TALLAHASSEE - Despite the impending arrival of the final 2010 Census redistricting data, Gov. Rick Scott still isn't saying when or whether he'll seek federal approval of anti-gerrymandering constitutional amendments passed by Florida voters in November.
Scott has previously said the state needed more information, apparently meaning Census information, before seeking that approval.
But a spokesman for his office said Friday there's "no change on the question of pre-clearance," meaning federal approval, even though the final data is now expected to arrive in Florida on Tuesday.
Meanwhile, the state of California has already received approval for a similar anti-gerrymandering amendment, also passed in November, without submitting any Census data in its application.
Florida amendment backers accuse Scott of stalling implementation for political reasons by not seeking that approval. District lines drawn to favor Republicans are considered a major reason for the large GOP majorities in the state Legislature and congressional delegation.
But Scott's spokesman denied that lack of action on seeking pre-clearance means Scott opposes seeking approval. He said Scott withdrew the state's application for approval, filed in December by former Gov. Charlie Crist, only so he could review it.
Dan Gelber, attorney for the Fair Districts Florida pro-amendment campaign group, which is now suing to force the state to re-apply for the federal approval, is among the amendment backers who don't buy that explanation.

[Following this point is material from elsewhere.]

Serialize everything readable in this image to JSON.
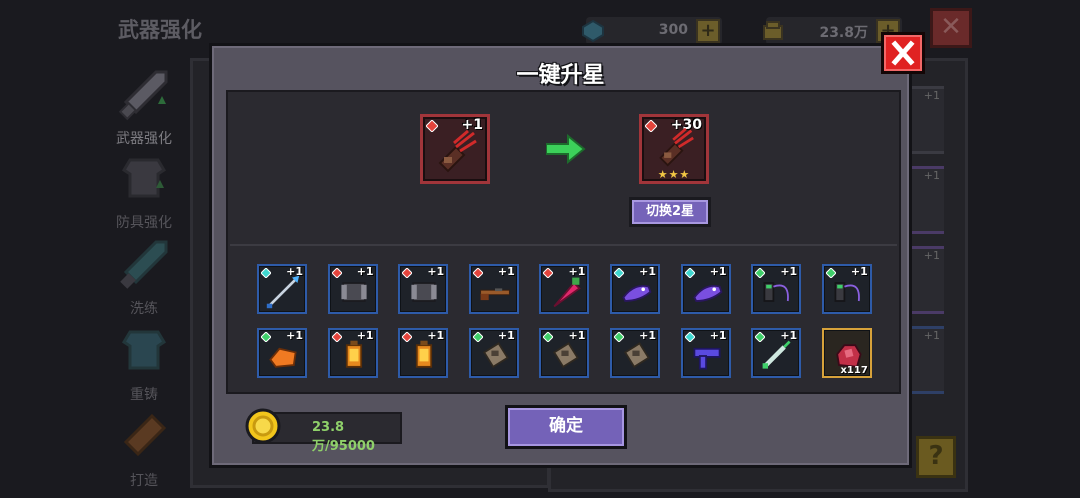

Gelber, a former Democratic state lawmaker and attorney general candidate, noted that Scott, like other elected officials, took an oath to uphold the Florida Constitution, and the amendments are now part of the Constitution – Sections 20 and 21 of Article 3.
"His oath demands that he do it," Gelber said. "The governor is obliged to carry out his responsibility … consistent with his oath of office."
The amendments, aimed at ending partisan favoritism in drawing state legislative and congressional districts, got 63 percent voter approval in the November election.
But before they can take effect, the U.S. Department of Justice must state that they don't violate the U.S. Voting Rights Act, which forbids discrimination against minorities in voting systems.
In comments to reporters in January, shortly after news broke that he withdrew the state's pre-clearance application, Scott said the application "was premature. We didn't have enough information … We're going to get all the information we need, the Census data and things like that and then we'll do the right thing."
Scott didn't say what information was needed or why and neither he nor his spokesmen have explained might be wrong with the application or missing it.
On Friday, the Census bureau announced the final package of redistricting data will be sent to the state early next week.
Asked whether that means Scott will move on seeking pre-clearance soon, Brian Hughes, spokesman for his office, said in an e-mail, "There is no change at this time on the question of pre-clearance."
"The administration has been told that the legislature is months away from their work on redistricting. Therefore, taking the time to review the previous Governor's application does not impede the redistricting process at all."
He said Scott's "thoughtful review should not be considered a position against pre-clearance."
Scott's office said he withdrew the application at the same time that he suspended all pending state regulations and contracts adopted before he took office.
The chairmen of the Senate and House redistricting committees, Sen. Don Gaetz, R-Niceville, and Rep. Will Weatherford, R-Wesley Chapel, both said their committees won't begin the substantive work of drawing districting lines until several months from now. They intend to hold public hearings on the issue this summer.
But both also said they consider the anti-gerrymandering amendments to be in effect as law, unless a court or the federal government overrules them.
Crist's office sent in the application Dec. 10.
It consisted of a copy of the two amendments – one concerning state legislative districts and the other congressional districts; answers to a Justice Department questionnaire about them and how they came to be adopted, and certified results of all races on the November ballot.
The amendments leave the responsibility of drawing district lines in the hands of the state Legislature, but set new standards saying the districts cannot be drawn to benefit any political party or candidate.
Republicans in the state Legislature opposed them.
Last year, they passed their own constitutional amendment proposal, but it was struck from the ballot as misleading. Now, state House Speaker Dean Cannon is trying to stop enactment of the voter-approved amendments in court, making the House party to a lawsuit against them.
The California secretary of state applied Dec. 2 for pre-clearance of Proposition 20, which added the task of congressional districting to the state's new redistricting commission. The commission had been set up by a previous amendment, passed in 2008, to draw state legislative lines.
California's application, which was similar to Florida's, got approval Feb. 3.
Erika Wood, deputy director of the Brennan Center for Justice at the New York University Law School, which studies election law nationwide, said she knows of no reason why Florida would need to wait for Census data to submit its amendments for pre-clearance.
"In fact," she said in an e-mail, "the Code of Federal Regulations clearly states that 'changes affecting voting should be submitted as soon as possible after they become final.' "
Under those regulations, she said, Census data is needed only for submitting redistricting plans themselves for pre-clearance, not for pre-clearance of the laws that govern the redistricting process.